Being new to formal SEO, I started by looking at Nick Garner’s SEO success map, which I saw Nick show at WordCampUK 2008. I gulped at the scope and asked the Twitterverse for their opinion. The responses were interesting:
- “Don’t we automatically do a lot of that anyway when building usable sites?”
- “You do SEO every day – you just don’t realise it”
- “seo is naturally writing relevant content in valid, accessible, semantic html”
- “I’ve done not one ounce of SEO”
- “Ignore it. Good start is to just be sensible”
- “That SEO map seems to ignore writing good stuff”
Considering these opinions, and Adam Maltpress‘ ideas on SEO considerations in the context of public sector sites, I pulled the strands together in a mindmap (pdf, 104kb). I created the mindmap to help my thinking. I hope it’s general enough for others to plan how to build, restructure or develop their own web content.
The overarching ideas behind my approach are:
You have limited resources so you need to concentrate on areas you can control. I’ve arranged the mindmap into sections so you can make incremental improvements to specific areas.
Driven by content
Your strategy is content-driven. It’s about writing interesting content that’s relevant to readers. It’s about optimising your site structure to make content findable.
No sneaky tactics; no link exchange programs.
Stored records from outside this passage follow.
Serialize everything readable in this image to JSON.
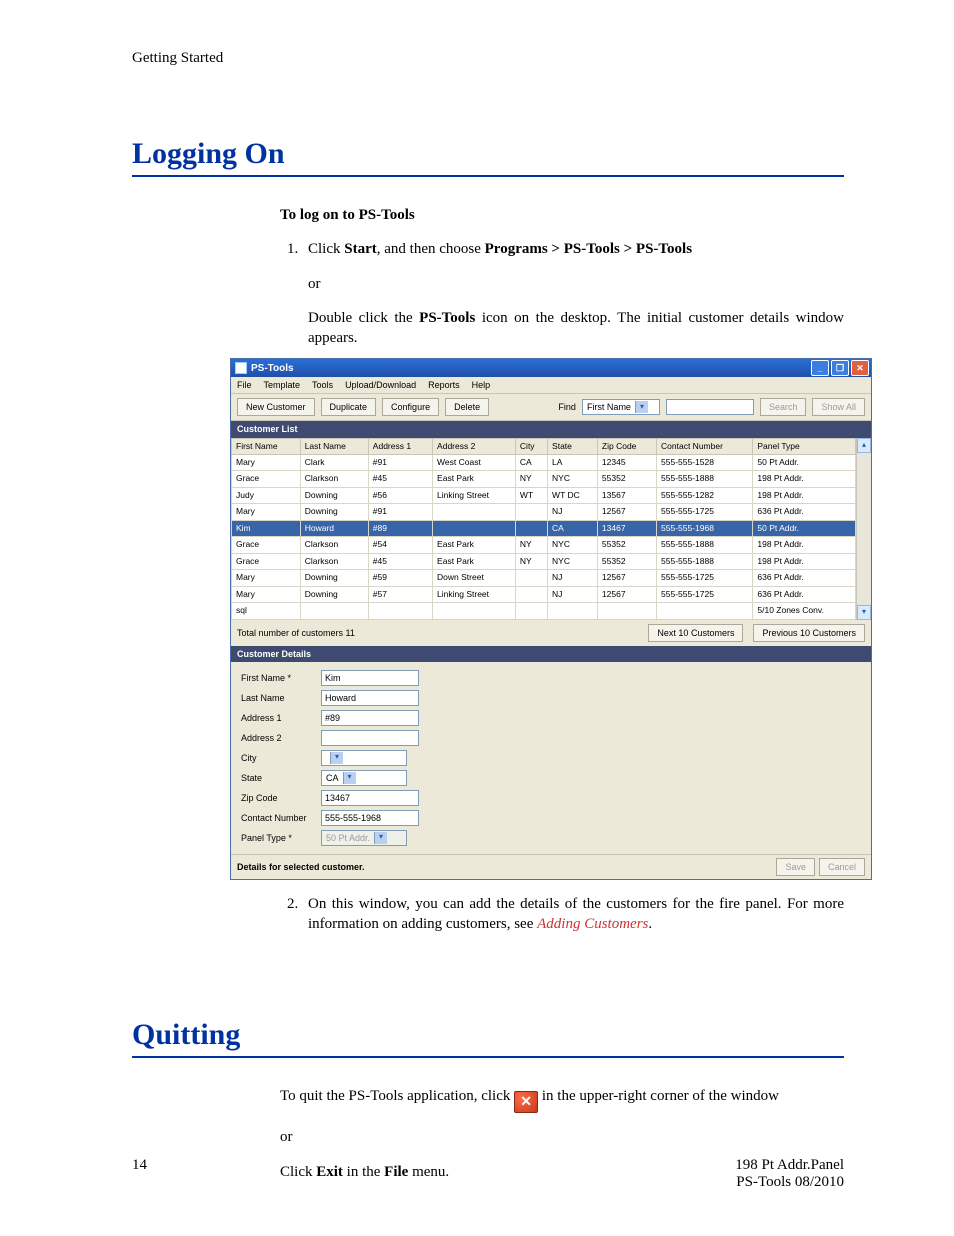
{
  "running_head": "Getting Started",
  "section1": {
    "title": "Logging On",
    "intro": "To log on to PS-Tools",
    "step1_pre": "Click ",
    "step1_b1": "Start",
    "step1_mid": ", and then choose ",
    "step1_b2": "Programs > PS-Tools > PS-Tools",
    "or": "or",
    "step1b_pre": "Double click the ",
    "step1b_b": "PS-Tools",
    "step1b_post": " icon on the desktop. The initial customer details window appears.",
    "step2": "On this window, you can add the details of the customers for the fire panel. For more information on adding customers, see ",
    "step2_link": "Adding Customers",
    "step2_post": "."
  },
  "app": {
    "title": "PS-Tools",
    "menus": [
      "File",
      "Template",
      "Tools",
      "Upload/Download",
      "Reports",
      "Help"
    ],
    "toolbar": {
      "new": "New Customer",
      "dup": "Duplicate",
      "cfg": "Configure",
      "del": "Delete",
      "find_lbl": "Find",
      "find_field": "First Name",
      "search": "Search",
      "showall": "Show All"
    },
    "list_header": "Customer List",
    "columns": [
      "First Name",
      "Last Name",
      "Address 1",
      "Address 2",
      "City",
      "State",
      "Zip Code",
      "Contact Number",
      "Panel Type"
    ],
    "rows": [
      [
        "Mary",
        "Clark",
        "#91",
        "West Coast",
        "CA",
        "LA",
        "12345",
        "555-555-1528",
        "50 Pt Addr."
      ],
      [
        "Grace",
        "Clarkson",
        "#45",
        "East Park",
        "NY",
        "NYC",
        "55352",
        "555-555-1888",
        "198 Pt Addr."
      ],
      [
        "Judy",
        "Downing",
        "#56",
        "Linking Street",
        "WT",
        "WT DC",
        "13567",
        "555-555-1282",
        "198 Pt Addr."
      ],
      [
        "Mary",
        "Downing",
        "#91",
        "",
        "",
        "NJ",
        "12567",
        "555-555-1725",
        "636 Pt Addr."
      ],
      [
        "Kim",
        "Howard",
        "#89",
        "",
        "",
        "CA",
        "13467",
        "555-555-1968",
        "50 Pt Addr."
      ],
      [
        "Grace",
        "Clarkson",
        "#54",
        "East Park",
        "NY",
        "NYC",
        "55352",
        "555-555-1888",
        "198 Pt Addr."
      ],
      [
        "Grace",
        "Clarkson",
        "#45",
        "East Park",
        "NY",
        "NYC",
        "55352",
        "555-555-1888",
        "198 Pt Addr."
      ],
      [
        "Mary",
        "Downing",
        "#59",
        "Down Street",
        "",
        "NJ",
        "12567",
        "555-555-1725",
        "636 Pt Addr."
      ],
      [
        "Mary",
        "Downing",
        "#57",
        "Linking Street",
        "",
        "NJ",
        "12567",
        "555-555-1725",
        "636 Pt Addr."
      ],
      [
        "sql",
        "",
        "",
        "",
        "",
        "",
        "",
        "",
        "5/10 Zones Conv."
      ]
    ],
    "selected_index": 4,
    "total": "Total number of customers 11",
    "next": "Next 10 Customers",
    "prev": "Previous 10 Customers",
    "details_header": "Customer Details",
    "form": {
      "first_lbl": "First Name *",
      "first": "Kim",
      "last_lbl": "Last Name",
      "last": "Howard",
      "a1_lbl": "Address 1",
      "a1": "#89",
      "a2_lbl": "Address 2",
      "a2": "",
      "city_lbl": "City",
      "city": "",
      "state_lbl": "State",
      "state": "CA",
      "zip_lbl": "Zip Code",
      "zip": "13467",
      "cn_lbl": "Contact Number",
      "cn": "555-555-1968",
      "pt_lbl": "Panel Type *",
      "pt": "50 Pt Addr."
    },
    "status": "Details for selected customer.",
    "save": "Save",
    "cancel": "Cancel"
  },
  "section2": {
    "title": "Quitting",
    "line1_pre": "To quit the PS-Tools application, click ",
    "line1_post": " in the upper-right corner of the window",
    "or": "or",
    "line2_pre": "Click ",
    "line2_b1": "Exit",
    "line2_mid": " in the ",
    "line2_b2": "File",
    "line2_post": " menu."
  },
  "footer": {
    "page": "14",
    "r1": "198 Pt Addr.Panel",
    "r2": "PS-Tools 08/2010"
  }
}
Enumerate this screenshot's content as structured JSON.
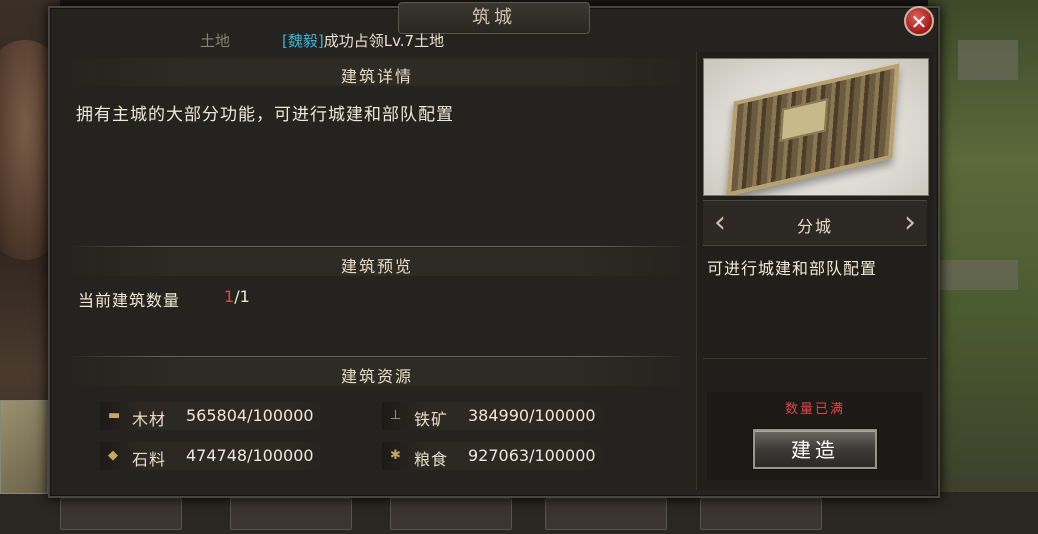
{
  "window": {
    "title": "筑城",
    "close_label": "✕"
  },
  "header": {
    "land_label": "土地",
    "tag": "[魏毅]",
    "message": "成功占领Lv.7土地"
  },
  "sections": {
    "detail": {
      "title": "建筑详情",
      "description": "拥有主城的大部分功能，可进行城建和部队配置"
    },
    "preview": {
      "title": "建筑预览",
      "count_label": "当前建筑数量",
      "count_current": "1",
      "count_total": "/1"
    },
    "resources": {
      "title": "建筑资源",
      "items": [
        {
          "icon": "wood-icon",
          "name": "木材",
          "value": "565804/100000"
        },
        {
          "icon": "iron-icon",
          "name": "铁矿",
          "value": "384990/100000"
        },
        {
          "icon": "stone-icon",
          "name": "石料",
          "value": "474748/100000"
        },
        {
          "icon": "grain-icon",
          "name": "粮食",
          "value": "927063/100000"
        }
      ]
    }
  },
  "building": {
    "type_name": "分城",
    "type_description": "可进行城建和部队配置",
    "prev_arrow": "‹",
    "next_arrow": "›",
    "status": "数量已满",
    "build_label": "建造"
  },
  "colors": {
    "status_red": "#d84848",
    "tag_blue": "#36b6d8"
  }
}
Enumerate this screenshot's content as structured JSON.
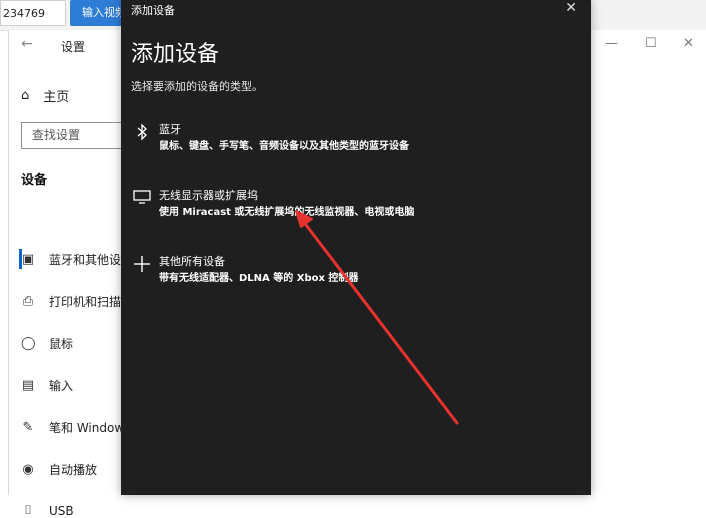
{
  "top_strip": {
    "id_value": "234769",
    "enter_button": "输入视频"
  },
  "settings": {
    "title": "设置",
    "home": "主页",
    "search_placeholder": "查找设置",
    "section": "设备",
    "nav": [
      {
        "icon": "bluetooth-devices-icon",
        "label": "蓝牙和其他设备",
        "active": true
      },
      {
        "icon": "printer-icon",
        "label": "打印机和扫描仪"
      },
      {
        "icon": "mouse-icon",
        "label": "鼠标"
      },
      {
        "icon": "keyboard-icon",
        "label": "输入"
      },
      {
        "icon": "pen-icon",
        "label": "笔和 Windows Ink"
      },
      {
        "icon": "autoplay-icon",
        "label": "自动播放"
      },
      {
        "icon": "usb-icon",
        "label": "USB"
      }
    ]
  },
  "dialog": {
    "titlebar": "添加设备",
    "heading": "添加设备",
    "subtitle": "选择要添加的设备的类型。",
    "options": [
      {
        "icon": "bluetooth-icon",
        "title": "蓝牙",
        "desc": "鼠标、键盘、手写笔、音频设备以及其他类型的蓝牙设备"
      },
      {
        "icon": "monitor-icon",
        "title": "无线显示器或扩展坞",
        "desc": "使用 Miracast 或无线扩展坞的无线监视器、电视或电脑"
      },
      {
        "icon": "plus-icon",
        "title": "其他所有设备",
        "desc": "带有无线适配器、DLNA 等的 Xbox 控制器"
      }
    ]
  },
  "annotation": {
    "color": "#e8322f",
    "points_to": "无线显示器或扩展坞"
  }
}
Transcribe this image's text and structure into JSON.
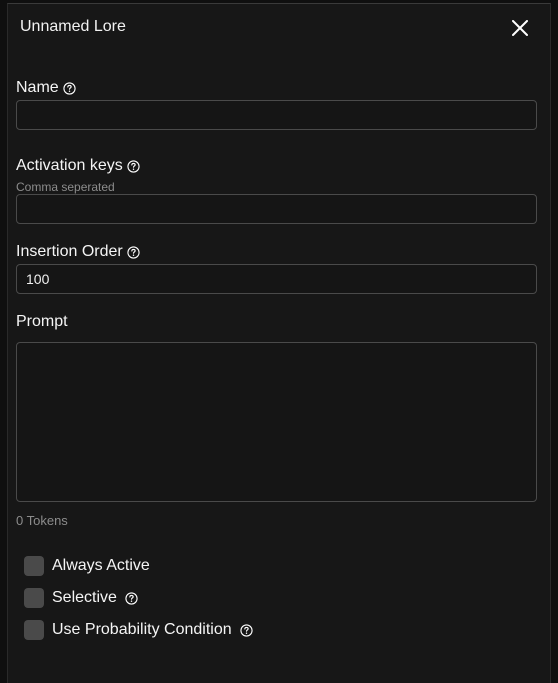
{
  "header": {
    "title": "Unnamed Lore",
    "close_icon": "close-icon"
  },
  "form": {
    "name": {
      "label": "Name",
      "value": "",
      "placeholder": ""
    },
    "activation_keys": {
      "label": "Activation keys",
      "hint": "Comma seperated",
      "value": "",
      "placeholder": ""
    },
    "insertion_order": {
      "label": "Insertion Order",
      "value": "100"
    },
    "prompt": {
      "label": "Prompt",
      "value": "",
      "tokens_text": "0 Tokens"
    }
  },
  "options": {
    "always_active": {
      "label": "Always Active",
      "checked": false
    },
    "selective": {
      "label": "Selective",
      "checked": false
    },
    "use_probability": {
      "label": "Use Probability Condition",
      "checked": false
    }
  },
  "colors": {
    "panel_bg": "#171717",
    "page_bg": "#0f0f0f",
    "border": "#4a4a4a",
    "muted_text": "#8c8c8c",
    "checkbox_bg": "#4a4a4a"
  }
}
The SEO benefits of a strategy like this will come from:
- Writing interesting content which other people link to
- A site structure that search engines can crawl successfully